WASHINGTON, D.C. — It’s full steam ahead for “The Riot and the Dance,” a nature documentary series more God-centered than what host and executive producer Nathan “N.D.” Wilson calls the typical nature show on television.
“I think he (God) is implicit in every single thing you ever see,” Wilson said in a Sept. 22 phone interview with Catholic News Service before the crowdfunding goal of $1 million was met five days ahead of schedule.
As for the typical nature fare on TV, “in their narration, his absence is implicit. His nonexistence is implicit,” Wilson said. “They don’t come out and say there is no God, but they don’t acknowledge, they ignore his purpose and design completely. They treat all birds and animals as if it were all chaos.”
It would have been chaos if “The Riot and the Dance” hadn’t met its funding goal, said Wilson, who teaches at New St. Andrews College, a small Christian college in Moscow, Idaho.
He thinks the campaign will get to $1.5 million before the end of September. Even so, production is on a shoestring.
“I would love for Season 1 to end up in the eight-to-10-episode range,” Wilson said. “In order to get to 10, we’ll have spent around $5 million,” which happens to be the new funding goal without a new deadline.
Wilson said he gets his footage “with aggression and a lot of times by asking for forgiveness and not permission. One of the ways we can do it is we send crews out in very lean groups that can function like tourists, then we can license footage from them after the fact if they get good stuff.”
He added, “That enables us to bypass, depending on where we are, some of permitting process. But one of the ways, we just have to be aggressive … and put small crews in the field often.” With that approach, “we’re definitely out in the wild trusting God. That’s one of the biggest things — for him to give us what we need.”
With this approach, Wilson and his skeleton crew got some great shots for the pilot episode of humpback whales cavorting in Monterey Bay — even though the time of year had come for the whales to make their journey southward to Mexico.
“We thought, why not give is a shot and see what God gives us?” he said.
But the wait for a water bug to attack and kill its prey wasn’t nearly as speedy.
“That took a while,” he said, but it was in the pond where Wilson himself had played as a child, so the expense of filming wasn’t nearly as large. “Thus far, God has been very kind” in supplying animals he can film given his budget and schedule.
The mission of the team creating the series “is to teach our children to love God and nature,” according to the project’s crowdfunding site. “The beauties of this world are boundless. … Connecting with nature draws us closer to God.”
Wilson thinks he’s got a ready-made audience for “The Riot and the Dance,” which — if all goes well — will make its streaming debut on the Angel Studios platform before the end of next year, before it is offered elsewhere.
Angel had commissioned some polling that found “66 percent of Americans watch nature documentaries, and 74 percent (of those who watch) are religious,” he said.

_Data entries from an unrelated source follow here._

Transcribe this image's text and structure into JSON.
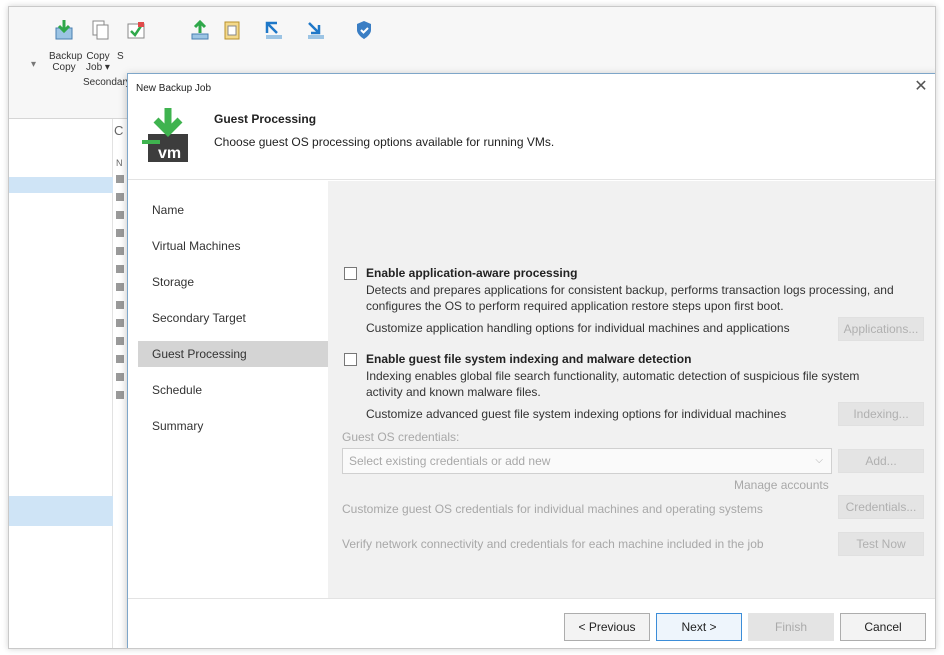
{
  "ribbon": {
    "buttons": [
      {
        "label_line1": "Backup",
        "label_line2": "Copy",
        "icon": "backup-copy-icon"
      },
      {
        "label_line1": "Copy",
        "label_line2": "Job ▾",
        "icon": "copy-job-icon"
      },
      {
        "label_line1": "S",
        "label_line2": "",
        "icon": "sure-backup-icon"
      },
      {
        "icon": "restore-icon"
      },
      {
        "icon": "clipboard-icon"
      },
      {
        "icon": "import-icon"
      },
      {
        "icon": "export-icon"
      },
      {
        "icon": "security-shield-icon"
      }
    ],
    "group_label": "Secondary"
  },
  "background": {
    "list_header": "N"
  },
  "dialog": {
    "title": "New Backup Job",
    "close_glyph": "✕",
    "header": {
      "title": "Guest Processing",
      "subtitle": "Choose guest OS processing options available for running VMs.",
      "icon": "vm-download-icon",
      "icon_text": "vm"
    },
    "steps": [
      {
        "label": "Name",
        "active": false
      },
      {
        "label": "Virtual Machines",
        "active": false
      },
      {
        "label": "Storage",
        "active": false
      },
      {
        "label": "Secondary Target",
        "active": false
      },
      {
        "label": "Guest Processing",
        "active": true
      },
      {
        "label": "Schedule",
        "active": false
      },
      {
        "label": "Summary",
        "active": false
      }
    ],
    "content": {
      "app_aware": {
        "checked": false,
        "label": "Enable application-aware processing",
        "desc_line1": "Detects and prepares applications for consistent backup, performs transaction logs processing, and",
        "desc_line2": "configures the OS to perform required application restore steps upon first boot.",
        "customize_text": "Customize application handling options for individual machines and applications",
        "button": "Applications..."
      },
      "indexing": {
        "checked": false,
        "label": "Enable guest file system indexing and malware detection",
        "desc_line1": "Indexing enables global file search functionality, automatic detection of suspicious file system",
        "desc_line2": "activity and known malware files.",
        "customize_text": "Customize advanced guest file system indexing options for individual machines",
        "button": "Indexing..."
      },
      "credentials": {
        "label": "Guest OS credentials:",
        "select_value": "Select existing credentials or add new",
        "add_button": "Add...",
        "manage_link": "Manage accounts",
        "customize_text": "Customize guest OS credentials for individual machines and operating systems",
        "credentials_button": "Credentials...",
        "verify_text": "Verify network connectivity and credentials for each machine included in the job",
        "test_button": "Test Now"
      }
    },
    "footer": {
      "previous": "< Previous",
      "next": "Next >",
      "finish": "Finish",
      "cancel": "Cancel"
    }
  }
}
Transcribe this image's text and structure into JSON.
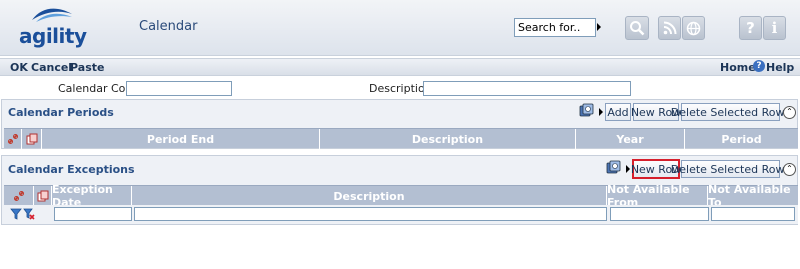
{
  "header": {
    "logo_text": "agility",
    "title": "Calendar",
    "search_value": "Search for.."
  },
  "toolbar": {
    "ok": "OK",
    "cancel": "Cancel",
    "paste": "Paste",
    "home": "Home",
    "help": "Help"
  },
  "form": {
    "calendar_code_label": "Calendar Code",
    "calendar_code_value": "",
    "description_label": "Description",
    "description_value": ""
  },
  "periods": {
    "title": "Calendar Periods",
    "add": "Add",
    "new_row": "New Row",
    "delete_rows": "Delete Selected Rows",
    "columns": [
      "Period End",
      "Description",
      "Year",
      "Period"
    ]
  },
  "exceptions": {
    "title": "Calendar Exceptions",
    "new_row": "New Row",
    "delete_rows": "Delete Selected Rows",
    "columns": [
      "Exception Date",
      "Description",
      "Not Available From",
      "Not Available To"
    ]
  },
  "colors": {
    "accent": "#2a5086",
    "grid_header": "#b3bfd2",
    "highlight": "#d61f2c"
  }
}
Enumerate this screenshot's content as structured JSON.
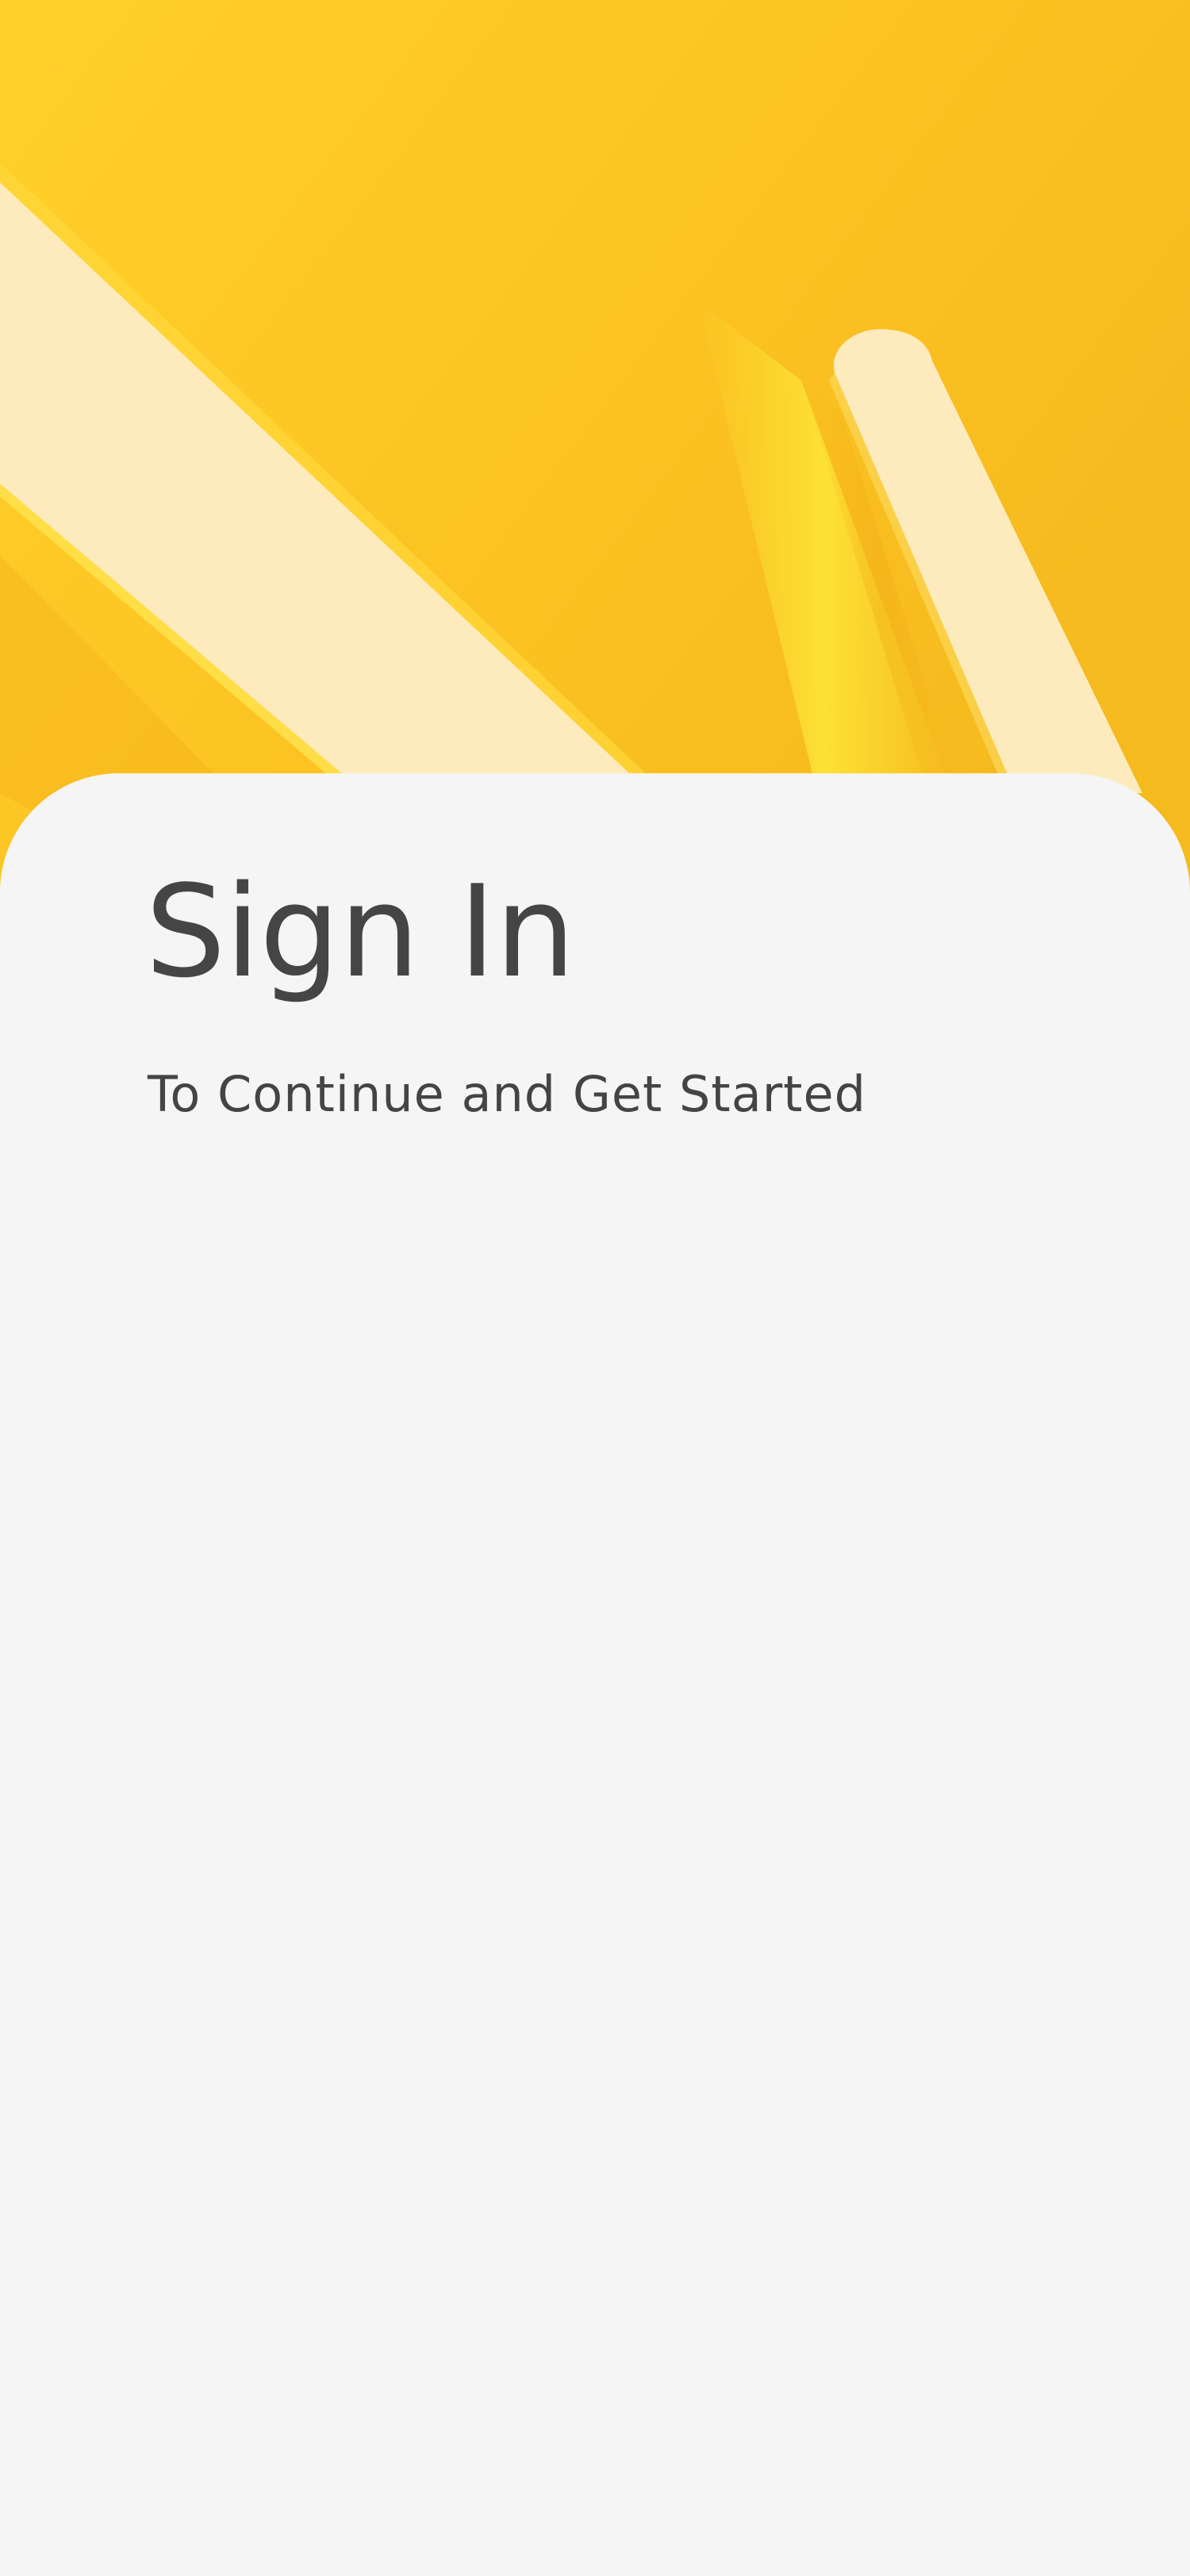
{
  "screen": {
    "title": "Sign In",
    "subtitle": "To Continue and Get Started"
  },
  "hero": {
    "image": "yellow-abstract-background"
  },
  "colors": {
    "hero_yellow": "#fbbf1e",
    "hero_highlight": "#fde83a",
    "stripe_cream": "#fdebbd",
    "card_background": "#f5f5f5",
    "text_dark": "#454545"
  }
}
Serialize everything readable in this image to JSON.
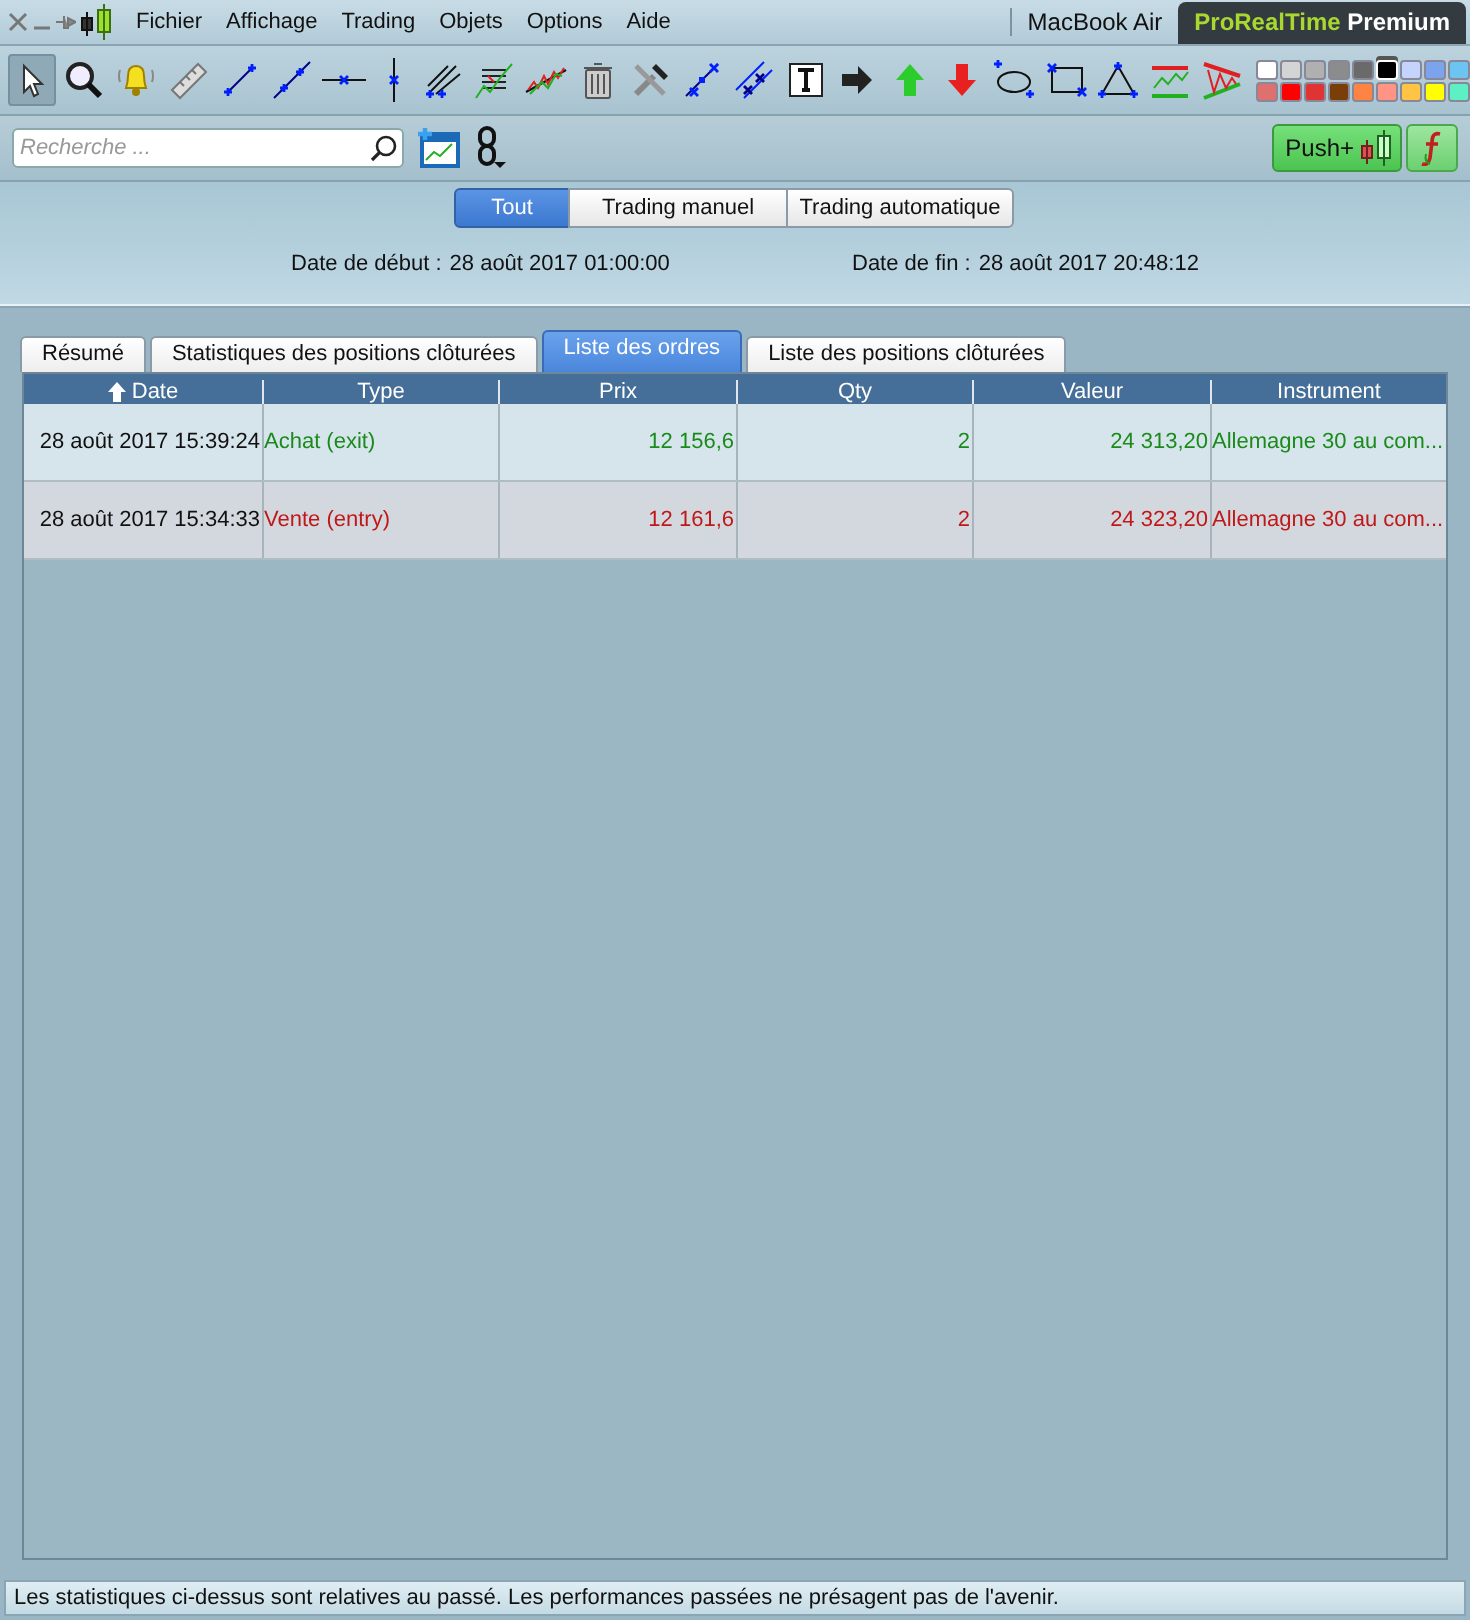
{
  "menu": [
    {
      "label": "Fichier"
    },
    {
      "label": "Affichage"
    },
    {
      "label": "Trading"
    },
    {
      "label": "Objets"
    },
    {
      "label": "Options"
    },
    {
      "label": "Aide"
    }
  ],
  "device": "MacBook Air",
  "brand": {
    "name": "ProRealTime",
    "edition": "Premium"
  },
  "drawing_tools": [
    {
      "kind": "pointer",
      "selected": true
    },
    {
      "kind": "zoom",
      "selected": false
    },
    {
      "kind": "alert",
      "selected": false
    },
    {
      "kind": "ruler",
      "selected": false
    },
    {
      "kind": "segment",
      "selected": false
    },
    {
      "kind": "line",
      "selected": false
    },
    {
      "kind": "hline",
      "selected": false
    },
    {
      "kind": "vline",
      "selected": false
    },
    {
      "kind": "fan",
      "selected": false
    },
    {
      "kind": "fibo",
      "selected": false
    },
    {
      "kind": "regression",
      "selected": false
    },
    {
      "kind": "trash",
      "selected": false
    },
    {
      "kind": "tools",
      "selected": false
    },
    {
      "kind": "dotline",
      "selected": false
    },
    {
      "kind": "parallel",
      "selected": false
    },
    {
      "kind": "text",
      "selected": false
    },
    {
      "kind": "arrow",
      "selected": false
    },
    {
      "kind": "up",
      "selected": false
    },
    {
      "kind": "down",
      "selected": false
    },
    {
      "kind": "ellipse",
      "selected": false
    },
    {
      "kind": "rect",
      "selected": false
    },
    {
      "kind": "triangle",
      "selected": false
    },
    {
      "kind": "channel",
      "selected": false
    },
    {
      "kind": "wedge",
      "selected": false
    }
  ],
  "palette": [
    {
      "color": "#ffffff",
      "selected": false
    },
    {
      "color": "#d4d4d4",
      "selected": false
    },
    {
      "color": "#b0b0b0",
      "selected": false
    },
    {
      "color": "#8c8c8c",
      "selected": false
    },
    {
      "color": "#6a6a6a",
      "selected": false
    },
    {
      "color": "#000000",
      "selected": true
    },
    {
      "color": "#c4d4fc",
      "selected": false
    },
    {
      "color": "#7ca4ee",
      "selected": false
    },
    {
      "color": "#6cc4f2",
      "selected": false
    },
    {
      "color": "#de7070",
      "selected": false
    },
    {
      "color": "#ff0000",
      "selected": false
    },
    {
      "color": "#e03434",
      "selected": false
    },
    {
      "color": "#7a3e08",
      "selected": false
    },
    {
      "color": "#ff8444",
      "selected": false
    },
    {
      "color": "#ff9484",
      "selected": false
    },
    {
      "color": "#ffc444",
      "selected": false
    },
    {
      "color": "#ffff00",
      "selected": false
    },
    {
      "color": "#5cf0c4",
      "selected": false
    }
  ],
  "search": {
    "placeholder": "Recherche ..."
  },
  "push_button": "Push+",
  "filters": [
    {
      "label": "Tout",
      "selected": true
    },
    {
      "label": "Trading manuel",
      "selected": false
    },
    {
      "label": "Trading automatique",
      "selected": false
    }
  ],
  "start_date": {
    "label": "Date de début :",
    "value": "28 août 2017 01:00:00"
  },
  "end_date": {
    "label": "Date de fin :",
    "value": "28 août 2017 20:48:12"
  },
  "tabs": [
    {
      "label": "Résumé",
      "selected": false
    },
    {
      "label": "Statistiques des positions clôturées",
      "selected": false
    },
    {
      "label": "Liste des ordres",
      "selected": true
    },
    {
      "label": "Liste des positions clôturées",
      "selected": false
    }
  ],
  "table": {
    "columns": [
      {
        "label": "Date",
        "sorted": true
      },
      {
        "label": "Type",
        "sorted": false
      },
      {
        "label": "Prix",
        "sorted": false
      },
      {
        "label": "Qty",
        "sorted": false
      },
      {
        "label": "Valeur",
        "sorted": false
      },
      {
        "label": "Instrument",
        "sorted": false
      }
    ],
    "rows": [
      {
        "kind": "buy",
        "cells": [
          "28 août 2017 15:39:24",
          "Achat (exit)",
          "12 156,6",
          "2",
          "24 313,20",
          "Allemagne 30 au com..."
        ]
      },
      {
        "kind": "sell",
        "cells": [
          "28 août 2017 15:34:33",
          "Vente (entry)",
          "12 161,6",
          "2",
          "24 323,20",
          "Allemagne 30 au com..."
        ]
      }
    ]
  },
  "status_bar": "Les statistiques ci-dessus sont relatives au passé. Les performances passées ne présagent pas de l'avenir."
}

“And so you look at numbers like that, you say currently, of the nature documentary consumer, 74 percent of them are receiving zero percent of the faith-based nature documentary” Wilson explained. “Our audience is that 74 percent; if the other 26 percent want to watch it, that’s OK, too.”
God has given man dominion over all creation, so how has man been doing with it so far?
“I think not great,” Wilson told CNS. “But there’s ways in which there’s nothing wrong, and there’s ways in which we need to do so much better. We need to do better because we understand that we belong here, we’re in charge and we’re going to answer for how we tend to it. And to answer to God.”